→ **What you will do**
When a line below contains the string "icon", show that line.

→ **Material provided**
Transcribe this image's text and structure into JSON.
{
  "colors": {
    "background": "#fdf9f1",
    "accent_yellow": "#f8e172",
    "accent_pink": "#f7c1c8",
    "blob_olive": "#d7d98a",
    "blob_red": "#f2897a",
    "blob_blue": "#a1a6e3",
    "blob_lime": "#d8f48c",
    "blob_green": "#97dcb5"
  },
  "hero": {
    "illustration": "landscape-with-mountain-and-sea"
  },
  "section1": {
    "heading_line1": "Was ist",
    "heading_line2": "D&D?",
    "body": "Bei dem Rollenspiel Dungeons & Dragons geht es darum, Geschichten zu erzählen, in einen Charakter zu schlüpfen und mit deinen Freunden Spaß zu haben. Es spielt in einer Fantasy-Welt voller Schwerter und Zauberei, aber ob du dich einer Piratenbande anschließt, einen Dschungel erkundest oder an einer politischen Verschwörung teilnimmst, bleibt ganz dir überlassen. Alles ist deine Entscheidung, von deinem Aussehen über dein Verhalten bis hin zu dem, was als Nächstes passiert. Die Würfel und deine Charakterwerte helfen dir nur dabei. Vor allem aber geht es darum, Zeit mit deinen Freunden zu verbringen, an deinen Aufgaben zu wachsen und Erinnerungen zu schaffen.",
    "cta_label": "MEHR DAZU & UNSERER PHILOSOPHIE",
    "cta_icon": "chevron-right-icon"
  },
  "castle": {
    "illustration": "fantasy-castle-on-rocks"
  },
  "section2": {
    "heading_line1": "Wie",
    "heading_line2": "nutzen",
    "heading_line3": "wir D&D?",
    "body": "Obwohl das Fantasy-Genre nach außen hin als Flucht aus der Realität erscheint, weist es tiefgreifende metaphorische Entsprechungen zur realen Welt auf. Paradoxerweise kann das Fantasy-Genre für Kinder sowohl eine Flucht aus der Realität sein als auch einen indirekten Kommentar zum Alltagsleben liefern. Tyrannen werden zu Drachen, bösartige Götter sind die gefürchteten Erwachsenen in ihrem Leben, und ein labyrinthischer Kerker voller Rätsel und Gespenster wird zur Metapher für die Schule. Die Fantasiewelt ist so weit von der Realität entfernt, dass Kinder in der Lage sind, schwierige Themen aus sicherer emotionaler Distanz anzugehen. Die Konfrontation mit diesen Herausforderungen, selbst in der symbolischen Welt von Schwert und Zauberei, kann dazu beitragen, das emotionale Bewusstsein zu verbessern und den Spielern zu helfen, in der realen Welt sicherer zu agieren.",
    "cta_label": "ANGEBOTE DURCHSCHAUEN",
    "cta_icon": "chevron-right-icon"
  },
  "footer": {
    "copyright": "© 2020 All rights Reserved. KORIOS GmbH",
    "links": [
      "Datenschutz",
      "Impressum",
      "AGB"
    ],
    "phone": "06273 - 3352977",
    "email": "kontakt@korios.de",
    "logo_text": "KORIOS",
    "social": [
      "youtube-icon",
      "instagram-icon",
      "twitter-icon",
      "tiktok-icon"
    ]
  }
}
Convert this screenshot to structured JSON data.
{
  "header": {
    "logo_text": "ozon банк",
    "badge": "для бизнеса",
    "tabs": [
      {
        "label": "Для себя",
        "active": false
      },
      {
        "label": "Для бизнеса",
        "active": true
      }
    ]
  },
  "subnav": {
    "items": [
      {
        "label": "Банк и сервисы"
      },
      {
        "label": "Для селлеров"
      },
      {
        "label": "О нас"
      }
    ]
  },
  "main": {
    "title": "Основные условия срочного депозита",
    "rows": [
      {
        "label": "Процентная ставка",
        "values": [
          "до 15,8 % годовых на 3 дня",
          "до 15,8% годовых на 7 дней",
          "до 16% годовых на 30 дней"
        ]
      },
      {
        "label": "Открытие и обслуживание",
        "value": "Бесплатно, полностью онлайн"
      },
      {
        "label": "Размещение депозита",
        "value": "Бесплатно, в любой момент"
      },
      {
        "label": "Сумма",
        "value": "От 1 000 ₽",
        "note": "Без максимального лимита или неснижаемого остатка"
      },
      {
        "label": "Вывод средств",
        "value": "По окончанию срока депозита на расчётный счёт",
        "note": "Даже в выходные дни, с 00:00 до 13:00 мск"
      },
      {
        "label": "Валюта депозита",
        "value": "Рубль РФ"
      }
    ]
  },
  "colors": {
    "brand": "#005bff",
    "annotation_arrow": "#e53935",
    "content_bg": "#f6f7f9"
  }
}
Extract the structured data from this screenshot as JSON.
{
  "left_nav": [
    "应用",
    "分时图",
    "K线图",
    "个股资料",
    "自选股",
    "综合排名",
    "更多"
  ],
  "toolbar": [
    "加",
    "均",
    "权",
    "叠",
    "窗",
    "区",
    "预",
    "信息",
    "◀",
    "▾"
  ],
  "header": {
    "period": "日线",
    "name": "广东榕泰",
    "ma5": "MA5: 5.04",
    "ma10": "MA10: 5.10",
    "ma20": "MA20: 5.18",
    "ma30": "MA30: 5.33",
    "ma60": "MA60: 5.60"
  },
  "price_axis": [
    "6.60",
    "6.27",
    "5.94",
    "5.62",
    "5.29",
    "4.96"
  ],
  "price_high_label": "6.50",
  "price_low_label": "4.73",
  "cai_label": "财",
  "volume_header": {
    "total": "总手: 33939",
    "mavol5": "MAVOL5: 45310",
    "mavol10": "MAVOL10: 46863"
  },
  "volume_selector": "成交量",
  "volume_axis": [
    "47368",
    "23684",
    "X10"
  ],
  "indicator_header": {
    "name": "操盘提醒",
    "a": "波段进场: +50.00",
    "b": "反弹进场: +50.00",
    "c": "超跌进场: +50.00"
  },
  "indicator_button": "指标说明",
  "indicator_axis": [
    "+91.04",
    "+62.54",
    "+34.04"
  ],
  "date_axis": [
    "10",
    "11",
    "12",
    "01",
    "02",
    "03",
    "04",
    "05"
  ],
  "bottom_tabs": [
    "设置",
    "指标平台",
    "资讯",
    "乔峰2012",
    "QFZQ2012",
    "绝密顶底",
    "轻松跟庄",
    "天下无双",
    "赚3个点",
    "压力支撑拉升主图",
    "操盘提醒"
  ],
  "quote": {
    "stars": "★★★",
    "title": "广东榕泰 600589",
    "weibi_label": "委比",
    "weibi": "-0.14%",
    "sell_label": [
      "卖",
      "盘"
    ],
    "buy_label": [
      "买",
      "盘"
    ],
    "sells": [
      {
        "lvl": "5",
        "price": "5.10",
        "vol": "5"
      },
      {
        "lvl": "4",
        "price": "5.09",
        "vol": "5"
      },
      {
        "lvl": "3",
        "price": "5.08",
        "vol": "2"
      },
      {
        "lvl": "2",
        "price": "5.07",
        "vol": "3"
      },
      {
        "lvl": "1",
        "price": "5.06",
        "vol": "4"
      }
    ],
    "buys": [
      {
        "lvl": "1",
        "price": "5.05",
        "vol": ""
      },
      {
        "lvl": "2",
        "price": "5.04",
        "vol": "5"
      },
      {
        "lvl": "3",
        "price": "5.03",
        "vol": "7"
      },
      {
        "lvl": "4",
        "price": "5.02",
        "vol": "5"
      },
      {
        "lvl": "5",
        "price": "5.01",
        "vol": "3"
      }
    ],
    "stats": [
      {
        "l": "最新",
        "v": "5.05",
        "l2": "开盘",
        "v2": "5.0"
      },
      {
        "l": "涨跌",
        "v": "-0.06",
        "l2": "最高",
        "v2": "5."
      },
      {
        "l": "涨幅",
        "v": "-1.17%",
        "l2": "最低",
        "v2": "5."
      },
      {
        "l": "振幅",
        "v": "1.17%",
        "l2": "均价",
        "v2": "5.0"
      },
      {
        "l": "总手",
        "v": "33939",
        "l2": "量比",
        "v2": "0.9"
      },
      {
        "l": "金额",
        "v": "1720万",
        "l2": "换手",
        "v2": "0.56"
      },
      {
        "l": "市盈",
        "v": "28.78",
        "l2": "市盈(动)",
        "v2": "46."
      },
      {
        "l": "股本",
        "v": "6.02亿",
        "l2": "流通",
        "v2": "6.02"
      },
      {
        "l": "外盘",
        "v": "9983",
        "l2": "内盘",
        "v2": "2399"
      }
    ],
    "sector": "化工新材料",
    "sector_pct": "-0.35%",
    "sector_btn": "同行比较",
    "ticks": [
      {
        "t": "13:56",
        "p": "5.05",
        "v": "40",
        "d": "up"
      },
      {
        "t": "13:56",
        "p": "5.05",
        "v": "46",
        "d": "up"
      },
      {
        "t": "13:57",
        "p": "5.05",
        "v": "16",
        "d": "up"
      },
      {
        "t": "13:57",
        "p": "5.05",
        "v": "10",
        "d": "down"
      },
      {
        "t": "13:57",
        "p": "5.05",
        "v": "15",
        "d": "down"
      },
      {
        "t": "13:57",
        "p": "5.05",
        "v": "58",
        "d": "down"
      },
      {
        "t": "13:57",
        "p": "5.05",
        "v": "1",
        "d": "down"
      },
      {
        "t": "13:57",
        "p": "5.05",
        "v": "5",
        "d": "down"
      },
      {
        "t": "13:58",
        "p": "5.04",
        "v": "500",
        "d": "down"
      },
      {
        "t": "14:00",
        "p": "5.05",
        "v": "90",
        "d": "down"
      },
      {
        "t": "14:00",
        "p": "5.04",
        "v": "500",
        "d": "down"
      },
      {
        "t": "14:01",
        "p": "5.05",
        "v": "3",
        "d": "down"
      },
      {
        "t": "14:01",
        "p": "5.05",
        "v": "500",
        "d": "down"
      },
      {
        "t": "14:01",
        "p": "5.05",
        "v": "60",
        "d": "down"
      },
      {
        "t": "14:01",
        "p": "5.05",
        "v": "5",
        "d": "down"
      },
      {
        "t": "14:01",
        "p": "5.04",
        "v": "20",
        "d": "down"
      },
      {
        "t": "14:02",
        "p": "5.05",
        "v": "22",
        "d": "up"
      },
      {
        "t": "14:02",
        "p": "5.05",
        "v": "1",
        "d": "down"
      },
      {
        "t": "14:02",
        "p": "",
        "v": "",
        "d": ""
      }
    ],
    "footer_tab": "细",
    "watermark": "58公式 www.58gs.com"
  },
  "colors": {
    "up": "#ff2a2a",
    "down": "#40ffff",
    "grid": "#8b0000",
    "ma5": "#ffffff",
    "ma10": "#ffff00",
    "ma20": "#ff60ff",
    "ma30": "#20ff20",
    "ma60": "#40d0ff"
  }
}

→ **Solution below**
    "cta_icon": "chevron-right-icon"
    "cta_icon": "chevron-right-icon"
      "youtube-icon",
      "instagram-icon",
      "twitter-icon",
      "tiktok-icon"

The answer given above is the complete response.